PROBLEM DESCRIPTION: Write out all of the entries that follow, word for word, but skip the pictures.

Data entries:
::::
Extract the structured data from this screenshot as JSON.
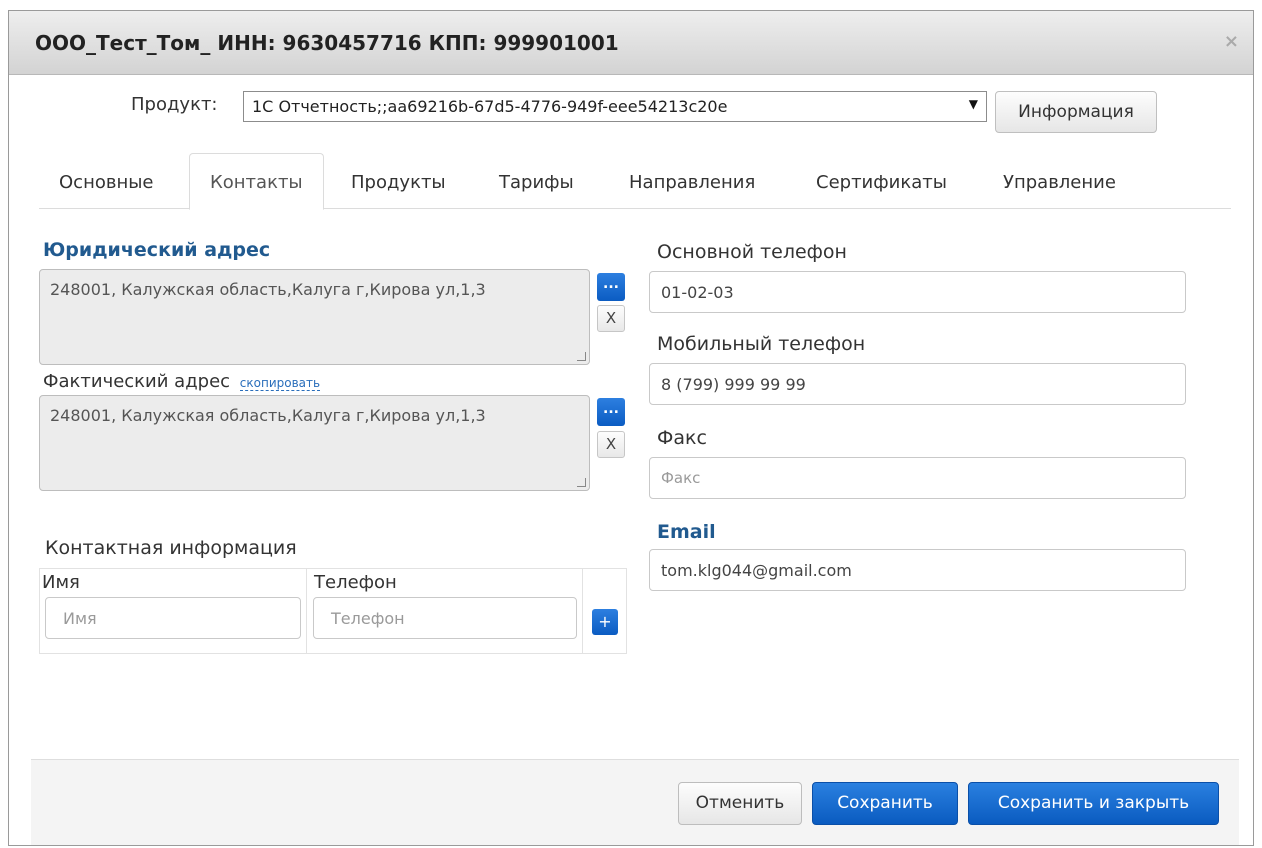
{
  "window": {
    "title": "ООО_Тест_Том_ ИНН: 9630457716 КПП: 999901001",
    "close_glyph": "×"
  },
  "product": {
    "label": "Продукт:",
    "selected": "1С Отчетность;;aa69216b-67d5-4776-949f-eee54213c20e",
    "arrow": "▼",
    "info_button": "Информация"
  },
  "tabs": [
    {
      "label": "Основные"
    },
    {
      "label": "Контакты",
      "active": true
    },
    {
      "label": "Продукты"
    },
    {
      "label": "Тарифы"
    },
    {
      "label": "Направления"
    },
    {
      "label": "Сертификаты"
    },
    {
      "label": "Управление"
    }
  ],
  "legal_address": {
    "title": "Юридический адрес",
    "value": "248001, Калужская область,Калуга г,Кирова ул,1,3",
    "select_button": "...",
    "clear_button": "X"
  },
  "actual_address": {
    "title": "Фактический адрес",
    "copy_link": "скопировать",
    "value": "248001, Калужская область,Калуга г,Кирова ул,1,3",
    "select_button": "...",
    "clear_button": "X"
  },
  "contacts": {
    "title": "Контактная информация",
    "name_header": "Имя",
    "phone_header": "Телефон",
    "name_placeholder": "Имя",
    "phone_placeholder": "Телефон",
    "add_button": "+"
  },
  "main_phone": {
    "label": "Основной телефон",
    "value": "01-02-03"
  },
  "mobile_phone": {
    "label": "Мобильный телефон",
    "value": "8 (799) 999 99 99"
  },
  "fax": {
    "label": "Факс",
    "placeholder": "Факс"
  },
  "email": {
    "label": "Email",
    "value": "tom.klg044@gmail.com"
  },
  "footer": {
    "cancel": "Отменить",
    "save": "Сохранить",
    "save_close": "Сохранить и закрыть"
  },
  "colors": {
    "accent": "#0b5cc2",
    "section_title": "#215a8f"
  }
}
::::
YOUR SOLUTION:
Extract the structured data from this screenshot as JSON.
{
  "window": {
    "title": "ООО_Тест_Том_ ИНН: 9630457716 КПП: 999901001",
    "close_glyph": "×"
  },
  "product": {
    "label": "Продукт:",
    "selected": "1С Отчетность;;aa69216b-67d5-4776-949f-eee54213c20e",
    "arrow": "▼",
    "info_button": "Информация"
  },
  "tabs": [
    {
      "label": "Основные"
    },
    {
      "label": "Контакты",
      "active": true
    },
    {
      "label": "Продукты"
    },
    {
      "label": "Тарифы"
    },
    {
      "label": "Направления"
    },
    {
      "label": "Сертификаты"
    },
    {
      "label": "Управление"
    }
  ],
  "legal_address": {
    "title": "Юридический адрес",
    "value": "248001, Калужская область,Калуга г,Кирова ул,1,3",
    "select_button": "...",
    "clear_button": "X"
  },
  "actual_address": {
    "title": "Фактический адрес",
    "copy_link": "скопировать",
    "value": "248001, Калужская область,Калуга г,Кирова ул,1,3",
    "select_button": "...",
    "clear_button": "X"
  },
  "contacts": {
    "title": "Контактная информация",
    "name_header": "Имя",
    "phone_header": "Телефон",
    "name_placeholder": "Имя",
    "phone_placeholder": "Телефон",
    "add_button": "+"
  },
  "main_phone": {
    "label": "Основной телефон",
    "value": "01-02-03"
  },
  "mobile_phone": {
    "label": "Мобильный телефон",
    "value": "8 (799) 999 99 99"
  },
  "fax": {
    "label": "Факс",
    "placeholder": "Факс"
  },
  "email": {
    "label": "Email",
    "value": "tom.klg044@gmail.com"
  },
  "footer": {
    "cancel": "Отменить",
    "save": "Сохранить",
    "save_close": "Сохранить и закрыть"
  },
  "colors": {
    "accent": "#0b5cc2",
    "section_title": "#215a8f"
  }
}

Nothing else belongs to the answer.